SURFACE OF THE EARTH. Geology, by teaching us to look upon the form and distribution of land and sea, the features of hills and valleys, and the various deposits of peat, silt, gravel, &c., as effects of physical agencies, some of which are no longer in operation upon those areas where once they predominated, confers upon the surface of the earth an interest much greater than that which belongs merely to pictorial combinations, or even to agricultural utility and commercial adaptation. Uniformity, inequality, height, depth, and area, every the least peculiarity of form, whatever is remarkable in any part of the surface of the land or bed of the sea—these are effects of causes which require to be traced out before the problem of the physical history of the globe cau be considered as resolved. Geology was pro nounced by Sir C. Lycll, early in his career of research, to be the science of surfaces.
Superficial Deposits. If the stratified and unstratified rocks which compose the skeleton of the earth were laid bare to our view, the aspect of the globe would be far more rugged than it is now. The valleys would in many cast% lose their soft and easy curvatures and accordant slopes, in angular fractures and irregular chasms; the mountains and hills would lose those sloping buttress-like banks, com posed of fallen materials, which connect the broken ridges above with the level expanse below; a sterner aspect would belong to the now sinuous lines of seacoast; and an almost general barrenness would overspread the inlaod surface.
The eoil, gravel, clay peat, and other substances, which by their accumulation mask the features of the interior rocks, constitute a pecnllar class of phenomena which have been much, and yet not suffi ciently, studied by geologists. It is certain that without a more exact appreciation of the causes which have permitted the aggregation of the " superficial deposits " already named, our analysis of the processes whereby the earth has been made fit for the residence of man, and adapted to its present uses, must be very imperfect.
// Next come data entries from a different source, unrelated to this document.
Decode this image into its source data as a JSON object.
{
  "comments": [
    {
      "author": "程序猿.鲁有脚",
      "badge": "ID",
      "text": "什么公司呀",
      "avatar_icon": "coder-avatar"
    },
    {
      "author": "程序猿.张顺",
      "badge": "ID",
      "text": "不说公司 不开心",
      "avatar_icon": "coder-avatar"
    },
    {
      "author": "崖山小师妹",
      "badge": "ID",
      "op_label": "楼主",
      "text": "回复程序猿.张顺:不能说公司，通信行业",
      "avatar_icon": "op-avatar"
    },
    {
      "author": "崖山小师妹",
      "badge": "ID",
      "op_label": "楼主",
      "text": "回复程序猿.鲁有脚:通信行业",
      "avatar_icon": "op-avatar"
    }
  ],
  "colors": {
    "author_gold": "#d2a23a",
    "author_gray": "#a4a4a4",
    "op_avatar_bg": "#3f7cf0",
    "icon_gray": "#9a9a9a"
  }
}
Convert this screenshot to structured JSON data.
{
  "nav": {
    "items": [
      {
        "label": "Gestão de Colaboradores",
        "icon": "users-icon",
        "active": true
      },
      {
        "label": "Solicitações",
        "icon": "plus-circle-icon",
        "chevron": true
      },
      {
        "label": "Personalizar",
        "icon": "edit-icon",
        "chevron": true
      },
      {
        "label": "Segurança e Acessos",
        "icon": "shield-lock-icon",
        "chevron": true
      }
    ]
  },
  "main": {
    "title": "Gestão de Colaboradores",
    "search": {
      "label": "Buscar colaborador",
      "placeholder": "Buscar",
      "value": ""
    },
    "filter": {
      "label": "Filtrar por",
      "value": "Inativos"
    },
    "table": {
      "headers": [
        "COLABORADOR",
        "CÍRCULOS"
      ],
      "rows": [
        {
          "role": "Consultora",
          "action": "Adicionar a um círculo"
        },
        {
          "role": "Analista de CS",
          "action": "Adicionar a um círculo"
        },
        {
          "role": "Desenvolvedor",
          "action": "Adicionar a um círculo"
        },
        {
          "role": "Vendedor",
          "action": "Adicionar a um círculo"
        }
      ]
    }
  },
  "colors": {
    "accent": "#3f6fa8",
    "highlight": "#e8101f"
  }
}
Soil is often supposed to be merely the disintegrated parts of the subjacent rocks, and this is sometimes really the case ; trap rocks, for example, of which the felspar and the hornblende become decomposed by the atmosphere, yield a soil often remarkable for fertility, and uncon taminated with foreign ingredients. But the soils which cover clays and limestones and sandstones are seldom of this simple origin. The bases of these soils may be generally derived from the subjacent strata, hut they usually contain foreign ingredients. The soil on the chalk and limestone hills of England is, often sandy, sandstones are covered by loam, and clays overspread with pebbles. The effect of this admixture of foreign substances with the disintegrated parts of the native rock is usually favourable to fertility.
We may often understand the cause of these admixtures by consider ing the effect of rains and currents of water on the sloping surface of the earth. These effects arrive at a maximum in particular vales and plains, into which many streams enter after flowing over strata of different kinds. In such vales the soil is in fact a mixture of calcareous, argillaceous, and arenaceous parts, and its indigenous plants are correspondingly varied, and include many which are not found growing together on any one of the soils which are here mixed together. [Sorb.] To watery agency, acting under the actual circumstances of physical geography, we may also ascribe many even extensive accumulations of gravel and sand which lie along the sides of valleys and in hollows of hills, or on the slopes of mountains; and it requires sometimes only the postulate, that in particular valleys inundations have formerly reached higher levels than at present, to apply the same explanation to terraces of gravel and sand now considerably above the actual flood-mark, but sloping parallel to the general inclination of the valley.